__Problem to work on__: In the records that follow, count the lines where the string "initials" appears, and give the count with nothing added.

┌─ The data

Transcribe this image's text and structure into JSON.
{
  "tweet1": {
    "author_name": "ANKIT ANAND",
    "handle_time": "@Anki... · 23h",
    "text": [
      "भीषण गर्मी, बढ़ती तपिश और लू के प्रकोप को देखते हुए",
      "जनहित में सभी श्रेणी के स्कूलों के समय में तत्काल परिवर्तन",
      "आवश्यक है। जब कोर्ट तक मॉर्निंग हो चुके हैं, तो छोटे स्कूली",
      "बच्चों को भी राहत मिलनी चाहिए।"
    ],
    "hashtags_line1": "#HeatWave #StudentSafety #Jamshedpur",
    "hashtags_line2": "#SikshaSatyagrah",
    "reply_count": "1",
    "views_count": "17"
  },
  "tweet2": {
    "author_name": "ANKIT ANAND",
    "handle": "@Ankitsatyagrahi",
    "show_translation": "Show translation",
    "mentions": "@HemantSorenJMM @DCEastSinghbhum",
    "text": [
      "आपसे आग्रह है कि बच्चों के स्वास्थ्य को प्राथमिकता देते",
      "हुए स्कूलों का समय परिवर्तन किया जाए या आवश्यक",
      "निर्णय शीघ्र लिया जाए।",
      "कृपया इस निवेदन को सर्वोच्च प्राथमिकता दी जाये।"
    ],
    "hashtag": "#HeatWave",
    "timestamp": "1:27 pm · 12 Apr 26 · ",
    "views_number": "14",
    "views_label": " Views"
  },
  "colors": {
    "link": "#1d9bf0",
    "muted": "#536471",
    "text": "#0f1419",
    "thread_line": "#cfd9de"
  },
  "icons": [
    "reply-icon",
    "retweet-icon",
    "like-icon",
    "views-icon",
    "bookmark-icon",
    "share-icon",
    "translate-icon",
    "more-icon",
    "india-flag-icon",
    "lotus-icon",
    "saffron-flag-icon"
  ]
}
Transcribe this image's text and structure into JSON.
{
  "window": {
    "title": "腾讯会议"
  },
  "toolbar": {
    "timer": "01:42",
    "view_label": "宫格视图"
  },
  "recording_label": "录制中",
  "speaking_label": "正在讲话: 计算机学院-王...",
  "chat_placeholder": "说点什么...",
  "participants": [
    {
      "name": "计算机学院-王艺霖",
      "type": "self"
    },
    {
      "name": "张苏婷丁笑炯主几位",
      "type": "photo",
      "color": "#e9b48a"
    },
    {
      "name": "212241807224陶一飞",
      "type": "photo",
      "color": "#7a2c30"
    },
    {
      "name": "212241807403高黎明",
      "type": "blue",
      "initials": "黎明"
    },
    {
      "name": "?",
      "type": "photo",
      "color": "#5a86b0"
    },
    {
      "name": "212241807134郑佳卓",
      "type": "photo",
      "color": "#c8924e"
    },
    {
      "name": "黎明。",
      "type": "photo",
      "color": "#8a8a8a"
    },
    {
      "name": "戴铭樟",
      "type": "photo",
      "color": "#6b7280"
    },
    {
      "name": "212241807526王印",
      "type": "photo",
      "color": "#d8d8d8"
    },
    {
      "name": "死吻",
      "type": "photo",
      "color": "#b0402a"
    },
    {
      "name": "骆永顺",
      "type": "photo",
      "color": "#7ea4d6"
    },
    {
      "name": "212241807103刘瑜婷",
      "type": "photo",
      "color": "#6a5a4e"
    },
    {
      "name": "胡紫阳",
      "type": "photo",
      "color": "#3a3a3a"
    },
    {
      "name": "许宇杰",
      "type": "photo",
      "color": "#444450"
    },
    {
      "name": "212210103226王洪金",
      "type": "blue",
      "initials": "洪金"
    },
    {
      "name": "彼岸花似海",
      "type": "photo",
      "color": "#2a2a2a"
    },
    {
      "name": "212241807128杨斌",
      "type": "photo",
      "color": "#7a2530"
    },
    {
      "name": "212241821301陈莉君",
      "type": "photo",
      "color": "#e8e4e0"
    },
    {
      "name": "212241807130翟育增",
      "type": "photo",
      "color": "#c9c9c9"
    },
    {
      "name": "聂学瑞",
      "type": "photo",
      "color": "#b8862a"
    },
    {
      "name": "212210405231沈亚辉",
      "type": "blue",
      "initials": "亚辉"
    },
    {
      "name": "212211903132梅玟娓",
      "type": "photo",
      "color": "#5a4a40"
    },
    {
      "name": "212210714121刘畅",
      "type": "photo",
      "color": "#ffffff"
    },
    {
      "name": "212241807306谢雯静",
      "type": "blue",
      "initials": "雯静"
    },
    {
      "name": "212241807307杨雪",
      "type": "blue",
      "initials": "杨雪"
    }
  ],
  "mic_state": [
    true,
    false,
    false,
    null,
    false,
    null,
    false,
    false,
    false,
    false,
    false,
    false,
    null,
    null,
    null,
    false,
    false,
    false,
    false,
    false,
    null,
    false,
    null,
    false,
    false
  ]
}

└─

__Answer to the exercise__: 5